Exercise material -
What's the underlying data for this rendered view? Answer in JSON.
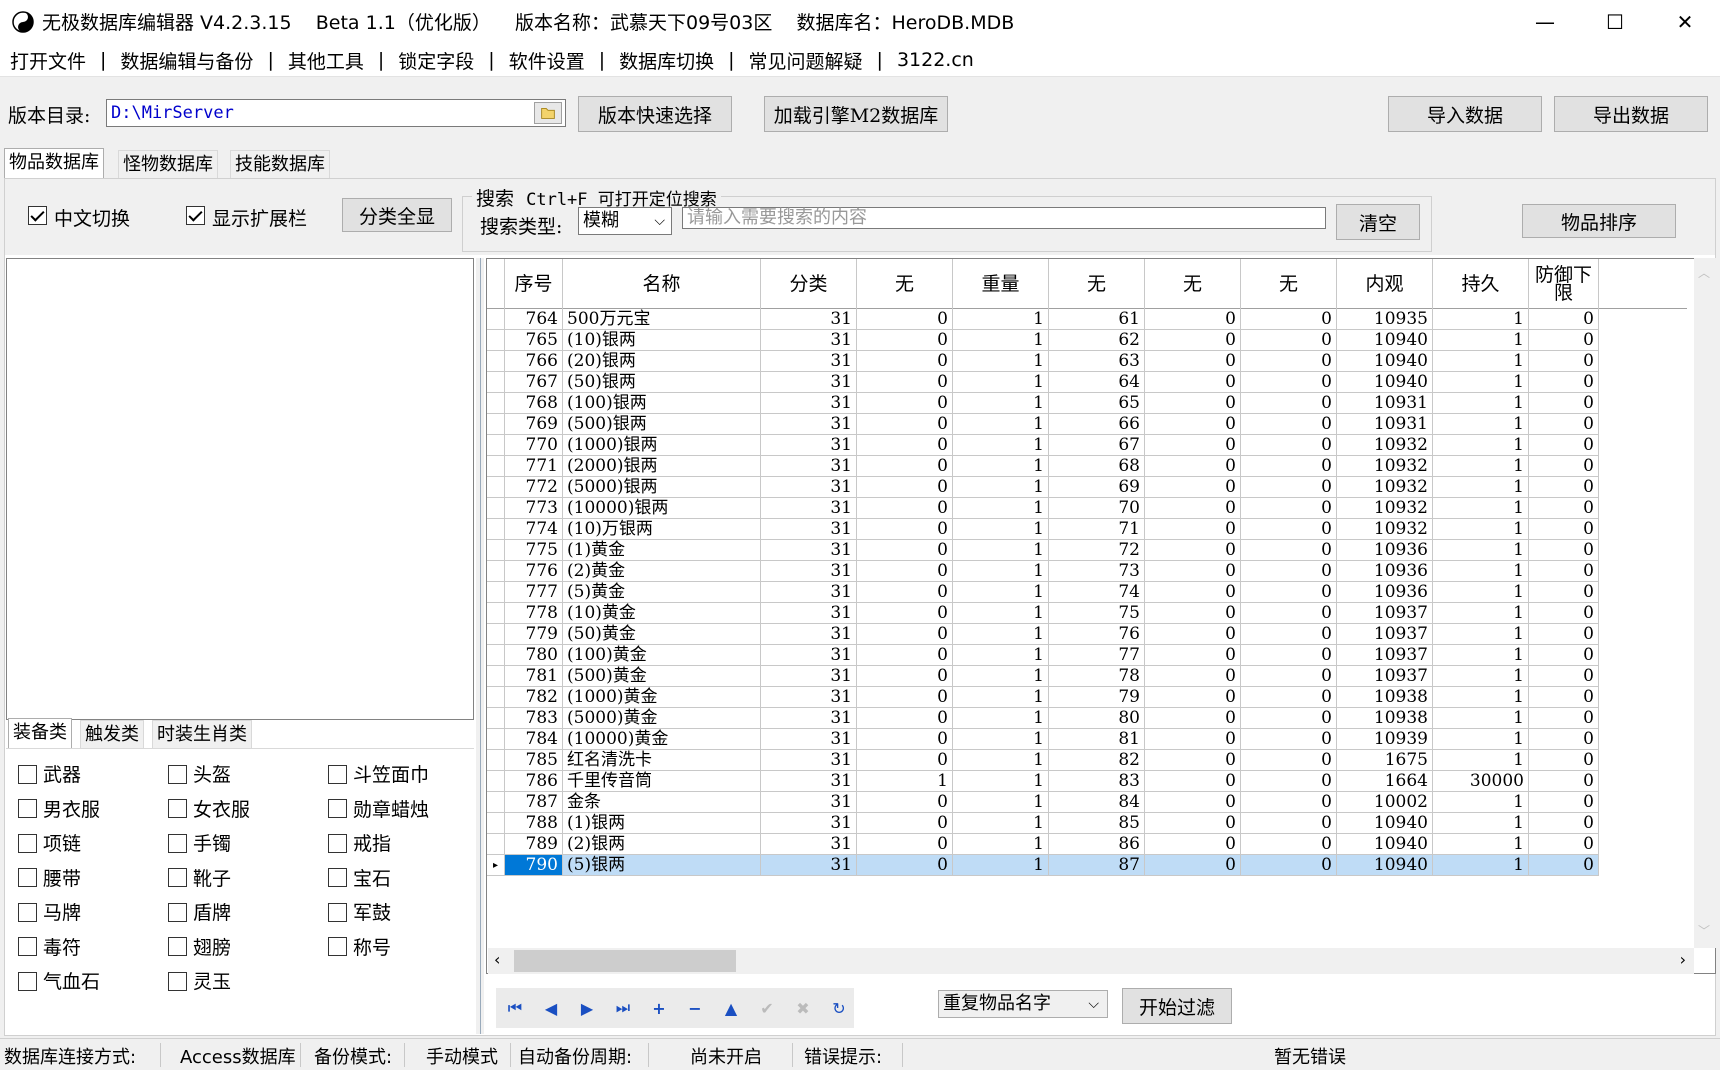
{
  "window": {
    "title": "无极数据库编辑器 V4.2.3.15    Beta 1.1（优化版）    版本名称：武慕天下09号03区    数据库名：HeroDB.MDB",
    "minimize": "—",
    "maximize": "☐",
    "close": "✕"
  },
  "menu": [
    "打开文件",
    "数据编辑与备份",
    "其他工具",
    "锁定字段",
    "软件设置",
    "数据库切换",
    "常见问题解疑",
    "3122.cn"
  ],
  "toolbar": {
    "dir_label": "版本目录:",
    "dir_value": "D:\\MirServer",
    "quick_select": "版本快速选择",
    "load_m2": "加载引擎M2数据库",
    "import": "导入数据",
    "export": "导出数据"
  },
  "tabs": [
    "物品数据库",
    "怪物数据库",
    "技能数据库"
  ],
  "filter": {
    "chinese_switch": "中文切换",
    "show_ext": "显示扩展栏",
    "show_all": "分类全显",
    "search_group": "搜索",
    "search_hint": "Ctrl+F 可打开定位搜索",
    "search_type_label": "搜索类型:",
    "search_type_value": "模糊",
    "search_placeholder": "请输入需要搜索的内容",
    "clear": "清空",
    "sort": "物品排序"
  },
  "category_tabs": [
    "装备类",
    "触发类",
    "时装生肖类"
  ],
  "categories": [
    "武器",
    "头盔",
    "斗笠面巾",
    "男衣服",
    "女衣服",
    "勋章蜡烛",
    "项链",
    "手镯",
    "戒指",
    "腰带",
    "靴子",
    "宝石",
    "马牌",
    "盾牌",
    "军鼓",
    "毒符",
    "翅膀",
    "称号",
    "气血石",
    "灵玉"
  ],
  "grid": {
    "columns": [
      "序号",
      "名称",
      "分类",
      "无",
      "重量",
      "无",
      "无",
      "无",
      "内观",
      "持久",
      "防御下限"
    ],
    "rows": [
      [
        "764",
        "500万元宝",
        "31",
        "0",
        "1",
        "61",
        "0",
        "0",
        "10935",
        "1",
        "0"
      ],
      [
        "765",
        "(10)银两",
        "31",
        "0",
        "1",
        "62",
        "0",
        "0",
        "10940",
        "1",
        "0"
      ],
      [
        "766",
        "(20)银两",
        "31",
        "0",
        "1",
        "63",
        "0",
        "0",
        "10940",
        "1",
        "0"
      ],
      [
        "767",
        "(50)银两",
        "31",
        "0",
        "1",
        "64",
        "0",
        "0",
        "10940",
        "1",
        "0"
      ],
      [
        "768",
        "(100)银两",
        "31",
        "0",
        "1",
        "65",
        "0",
        "0",
        "10931",
        "1",
        "0"
      ],
      [
        "769",
        "(500)银两",
        "31",
        "0",
        "1",
        "66",
        "0",
        "0",
        "10931",
        "1",
        "0"
      ],
      [
        "770",
        "(1000)银两",
        "31",
        "0",
        "1",
        "67",
        "0",
        "0",
        "10932",
        "1",
        "0"
      ],
      [
        "771",
        "(2000)银两",
        "31",
        "0",
        "1",
        "68",
        "0",
        "0",
        "10932",
        "1",
        "0"
      ],
      [
        "772",
        "(5000)银两",
        "31",
        "0",
        "1",
        "69",
        "0",
        "0",
        "10932",
        "1",
        "0"
      ],
      [
        "773",
        "(10000)银两",
        "31",
        "0",
        "1",
        "70",
        "0",
        "0",
        "10932",
        "1",
        "0"
      ],
      [
        "774",
        "(10)万银两",
        "31",
        "0",
        "1",
        "71",
        "0",
        "0",
        "10932",
        "1",
        "0"
      ],
      [
        "775",
        "(1)黄金",
        "31",
        "0",
        "1",
        "72",
        "0",
        "0",
        "10936",
        "1",
        "0"
      ],
      [
        "776",
        "(2)黄金",
        "31",
        "0",
        "1",
        "73",
        "0",
        "0",
        "10936",
        "1",
        "0"
      ],
      [
        "777",
        "(5)黄金",
        "31",
        "0",
        "1",
        "74",
        "0",
        "0",
        "10936",
        "1",
        "0"
      ],
      [
        "778",
        "(10)黄金",
        "31",
        "0",
        "1",
        "75",
        "0",
        "0",
        "10937",
        "1",
        "0"
      ],
      [
        "779",
        "(50)黄金",
        "31",
        "0",
        "1",
        "76",
        "0",
        "0",
        "10937",
        "1",
        "0"
      ],
      [
        "780",
        "(100)黄金",
        "31",
        "0",
        "1",
        "77",
        "0",
        "0",
        "10937",
        "1",
        "0"
      ],
      [
        "781",
        "(500)黄金",
        "31",
        "0",
        "1",
        "78",
        "0",
        "0",
        "10937",
        "1",
        "0"
      ],
      [
        "782",
        "(1000)黄金",
        "31",
        "0",
        "1",
        "79",
        "0",
        "0",
        "10938",
        "1",
        "0"
      ],
      [
        "783",
        "(5000)黄金",
        "31",
        "0",
        "1",
        "80",
        "0",
        "0",
        "10938",
        "1",
        "0"
      ],
      [
        "784",
        "(10000)黄金",
        "31",
        "0",
        "1",
        "81",
        "0",
        "0",
        "10939",
        "1",
        "0"
      ],
      [
        "785",
        "红名清洗卡",
        "31",
        "0",
        "1",
        "82",
        "0",
        "0",
        "1675",
        "1",
        "0"
      ],
      [
        "786",
        "千里传音筒",
        "31",
        "1",
        "1",
        "83",
        "0",
        "0",
        "1664",
        "30000",
        "0"
      ],
      [
        "787",
        "金条",
        "31",
        "0",
        "1",
        "84",
        "0",
        "0",
        "10002",
        "1",
        "0"
      ],
      [
        "788",
        "(1)银两",
        "31",
        "0",
        "1",
        "85",
        "0",
        "0",
        "10940",
        "1",
        "0"
      ],
      [
        "789",
        "(2)银两",
        "31",
        "0",
        "1",
        "86",
        "0",
        "0",
        "10940",
        "1",
        "0"
      ],
      [
        "790",
        "(5)银两",
        "31",
        "0",
        "1",
        "87",
        "0",
        "0",
        "10940",
        "1",
        "0"
      ]
    ],
    "selected_index": 26
  },
  "bottom": {
    "dup_select": "重复物品名字",
    "start_filter": "开始过滤",
    "nav_icons": [
      "first-icon",
      "prior-icon",
      "next-icon",
      "last-icon",
      "insert-icon",
      "delete-icon",
      "edit-icon",
      "post-icon",
      "cancel-icon",
      "refresh-icon"
    ]
  },
  "status": {
    "conn_label": "数据库连接方式:",
    "conn_value": "Access数据库",
    "backup_label": "备份模式:",
    "backup_value": "手动模式",
    "auto_label": "自动备份周期:",
    "auto_value": "尚未开启",
    "err_label": "错误提示:",
    "err_value": "暂无错误"
  }
}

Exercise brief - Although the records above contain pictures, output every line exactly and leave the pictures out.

Written response -
What's the underlying data for this rendered view? Answer in JSON.
{
  "window": {
    "title": "无极数据库编辑器 V4.2.3.15    Beta 1.1（优化版）    版本名称：武慕天下09号03区    数据库名：HeroDB.MDB",
    "minimize": "—",
    "maximize": "☐",
    "close": "✕"
  },
  "menu": [
    "打开文件",
    "数据编辑与备份",
    "其他工具",
    "锁定字段",
    "软件设置",
    "数据库切换",
    "常见问题解疑",
    "3122.cn"
  ],
  "toolbar": {
    "dir_label": "版本目录:",
    "dir_value": "D:\\MirServer",
    "quick_select": "版本快速选择",
    "load_m2": "加载引擎M2数据库",
    "import": "导入数据",
    "export": "导出数据"
  },
  "tabs": [
    "物品数据库",
    "怪物数据库",
    "技能数据库"
  ],
  "filter": {
    "chinese_switch": "中文切换",
    "show_ext": "显示扩展栏",
    "show_all": "分类全显",
    "search_group": "搜索",
    "search_hint": "Ctrl+F 可打开定位搜索",
    "search_type_label": "搜索类型:",
    "search_type_value": "模糊",
    "search_placeholder": "请输入需要搜索的内容",
    "clear": "清空",
    "sort": "物品排序"
  },
  "category_tabs": [
    "装备类",
    "触发类",
    "时装生肖类"
  ],
  "categories": [
    "武器",
    "头盔",
    "斗笠面巾",
    "男衣服",
    "女衣服",
    "勋章蜡烛",
    "项链",
    "手镯",
    "戒指",
    "腰带",
    "靴子",
    "宝石",
    "马牌",
    "盾牌",
    "军鼓",
    "毒符",
    "翅膀",
    "称号",
    "气血石",
    "灵玉"
  ],
  "grid": {
    "columns": [
      "序号",
      "名称",
      "分类",
      "无",
      "重量",
      "无",
      "无",
      "无",
      "内观",
      "持久",
      "防御下限"
    ],
    "rows": [
      [
        "764",
        "500万元宝",
        "31",
        "0",
        "1",
        "61",
        "0",
        "0",
        "10935",
        "1",
        "0"
      ],
      [
        "765",
        "(10)银两",
        "31",
        "0",
        "1",
        "62",
        "0",
        "0",
        "10940",
        "1",
        "0"
      ],
      [
        "766",
        "(20)银两",
        "31",
        "0",
        "1",
        "63",
        "0",
        "0",
        "10940",
        "1",
        "0"
      ],
      [
        "767",
        "(50)银两",
        "31",
        "0",
        "1",
        "64",
        "0",
        "0",
        "10940",
        "1",
        "0"
      ],
      [
        "768",
        "(100)银两",
        "31",
        "0",
        "1",
        "65",
        "0",
        "0",
        "10931",
        "1",
        "0"
      ],
      [
        "769",
        "(500)银两",
        "31",
        "0",
        "1",
        "66",
        "0",
        "0",
        "10931",
        "1",
        "0"
      ],
      [
        "770",
        "(1000)银两",
        "31",
        "0",
        "1",
        "67",
        "0",
        "0",
        "10932",
        "1",
        "0"
      ],
      [
        "771",
        "(2000)银两",
        "31",
        "0",
        "1",
        "68",
        "0",
        "0",
        "10932",
        "1",
        "0"
      ],
      [
        "772",
        "(5000)银两",
        "31",
        "0",
        "1",
        "69",
        "0",
        "0",
        "10932",
        "1",
        "0"
      ],
      [
        "773",
        "(10000)银两",
        "31",
        "0",
        "1",
        "70",
        "0",
        "0",
        "10932",
        "1",
        "0"
      ],
      [
        "774",
        "(10)万银两",
        "31",
        "0",
        "1",
        "71",
        "0",
        "0",
        "10932",
        "1",
        "0"
      ],
      [
        "775",
        "(1)黄金",
        "31",
        "0",
        "1",
        "72",
        "0",
        "0",
        "10936",
        "1",
        "0"
      ],
      [
        "776",
        "(2)黄金",
        "31",
        "0",
        "1",
        "73",
        "0",
        "0",
        "10936",
        "1",
        "0"
      ],
      [
        "777",
        "(5)黄金",
        "31",
        "0",
        "1",
        "74",
        "0",
        "0",
        "10936",
        "1",
        "0"
      ],
      [
        "778",
        "(10)黄金",
        "31",
        "0",
        "1",
        "75",
        "0",
        "0",
        "10937",
        "1",
        "0"
      ],
      [
        "779",
        "(50)黄金",
        "31",
        "0",
        "1",
        "76",
        "0",
        "0",
        "10937",
        "1",
        "0"
      ],
      [
        "780",
        "(100)黄金",
        "31",
        "0",
        "1",
        "77",
        "0",
        "0",
        "10937",
        "1",
        "0"
      ],
      [
        "781",
        "(500)黄金",
        "31",
        "0",
        "1",
        "78",
        "0",
        "0",
        "10937",
        "1",
        "0"
      ],
      [
        "782",
        "(1000)黄金",
        "31",
        "0",
        "1",
        "79",
        "0",
        "0",
        "10938",
        "1",
        "0"
      ],
      [
        "783",
        "(5000)黄金",
        "31",
        "0",
        "1",
        "80",
        "0",
        "0",
        "10938",
        "1",
        "0"
      ],
      [
        "784",
        "(10000)黄金",
        "31",
        "0",
        "1",
        "81",
        "0",
        "0",
        "10939",
        "1",
        "0"
      ],
      [
        "785",
        "红名清洗卡",
        "31",
        "0",
        "1",
        "82",
        "0",
        "0",
        "1675",
        "1",
        "0"
      ],
      [
        "786",
        "千里传音筒",
        "31",
        "1",
        "1",
        "83",
        "0",
        "0",
        "1664",
        "30000",
        "0"
      ],
      [
        "787",
        "金条",
        "31",
        "0",
        "1",
        "84",
        "0",
        "0",
        "10002",
        "1",
        "0"
      ],
      [
        "788",
        "(1)银两",
        "31",
        "0",
        "1",
        "85",
        "0",
        "0",
        "10940",
        "1",
        "0"
      ],
      [
        "789",
        "(2)银两",
        "31",
        "0",
        "1",
        "86",
        "0",
        "0",
        "10940",
        "1",
        "0"
      ],
      [
        "790",
        "(5)银两",
        "31",
        "0",
        "1",
        "87",
        "0",
        "0",
        "10940",
        "1",
        "0"
      ]
    ],
    "selected_index": 26
  },
  "bottom": {
    "dup_select": "重复物品名字",
    "start_filter": "开始过滤",
    "nav_icons": [
      "first-icon",
      "prior-icon",
      "next-icon",
      "last-icon",
      "insert-icon",
      "delete-icon",
      "edit-icon",
      "post-icon",
      "cancel-icon",
      "refresh-icon"
    ]
  },
  "status": {
    "conn_label": "数据库连接方式:",
    "conn_value": "Access数据库",
    "backup_label": "备份模式:",
    "backup_value": "手动模式",
    "auto_label": "自动备份周期:",
    "auto_value": "尚未开启",
    "err_label": "错误提示:",
    "err_value": "暂无错误"
  }
}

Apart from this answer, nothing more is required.